The reason that people remodel their kitchens or bathrooms is to create the design of their dreams. In order for the room to come together perfectly, every little detail has to be in order—even details as seemingly inconsequential as countertop edges.
Here’s a hint: Countertop edges are not a small detail by any means. They have the power to change the entire feel of your remodeled room. Many customers aren’t aware of this, though, and they leave the decision about their countertop edges until the last minute.
Sanford Granite is the expert of all things countertop, including edges, and we want to share our professional knowledge with our customers so you can feel just as knowledgeable, right down to the fine details.
We compiled a list of the most popular styles of countertop edges so you can find an overview of what you need to know—all in one place.
This type of edge works best in a room that gets plenty of natural light because it adds to the bright and sunny atmosphere. The way that the beveled edge does this is by reflecting the light from the edge, which sends the light around the room and heightens the mood. For a single bevel, there’s a cut 45 degrees down the edge, and for a double bevel, there is a cut on the top and bottom edge.
The square edge sounds sharper than it is, being that it’s rounded by a “kerf” cut into the edge—so it’s not a dangerous, dramatic edge. It does fit well with kitchens that are styled more modernly or contemporarily, though, as it gives off an elegant and sophisticated look.

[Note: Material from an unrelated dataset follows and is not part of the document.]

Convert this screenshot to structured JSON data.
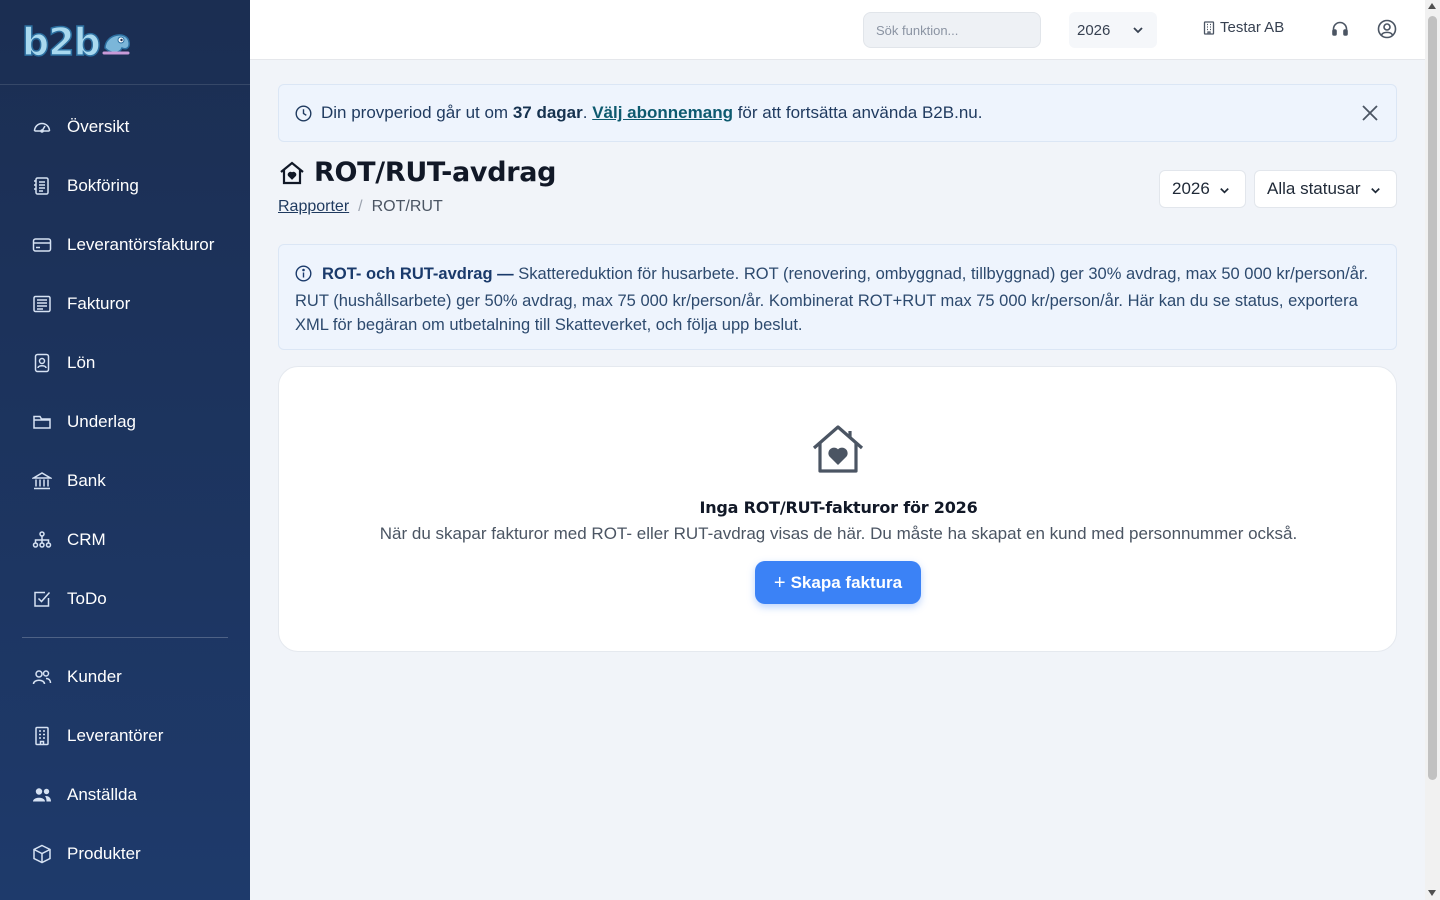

On an eased edge, the top is rounded while the bottom remains square. It’s somewhat similar to the square edge but not completely identical. It’s more rounded, so it gives off a warmer vibe and won’t make indentations on your skin when you lean on it.
This is an edge that partners best with granite countertops because it makes the granite look even thicker than it is. The bullnose edge is known best for its soft corners, which help spilled liquid drip down the cabinets instead of falling straight to the floor and making a mess.
If you’re looking for a middle ground between the square and the bullnose edge, look no further than the half-bullnose edge. The top of this type of edge qualifies as bullnose, and the bottom is squared off, so instead of spills dripping down the cabinetry, they’ll fall to the floor and save your cabinets from the mess.
This is yet another style of edge that borrows from the bullnose style. The Dupont edge has a straight surface that then dips into a curve, and it’s one of the most commonly used styles of edges on the market because it looks great with any type of countertop.
This is another type of edge that can make your countertop look thicker without actually adding weight. The miter accomplishes this by wrapping the countertop itself around the sides with a thickened frame.
French Cove Edge
The French Cove edge borrows from the Dupont but in a much more relaxed style. It pairs well with marble countertops because of its elegant and luxurious vibe—with a bullnose cut that gracefully forms into a square.
The ogee edge also borrows from the bullnose, but instead of a sudden drop, it has an S curve with a straight surface that curves down.
The waterfall edge is great for a seamless look of a never-ending countertop. It doesn’t have a cut or specific edge, but it instead drops all the way to the floor. This is great for a countertop material that you just can’t get enough of. With a waterfall edge, you’ll get to see even more of it.
The chiseled edge is exactly what it sounds like. Instead of being fine and polished, it’s rough and natural—sometimes also called the “broken” or “rock face” edge. It’s best in kitchens that are more rustic and can benefit from an earthy look.
This type of edge has an L cut that makes it look like a one-step staircase. It goes well with quartz countertops because of how sleek it is, and it looks great in any style of kitchen or bathroom remodel.
Living On The Edge
The edges of a countertop are far from an unimportant detail. Even though it may seem like an inconsequential decision, edges have the power to tie an entire room together.
Sanford Granite wants to make sure that you’re well-informed enough to make a decision about countertop edges. If you need help choosing the right edge or are interested in a free consultation, give us a call at (407) 490-4895.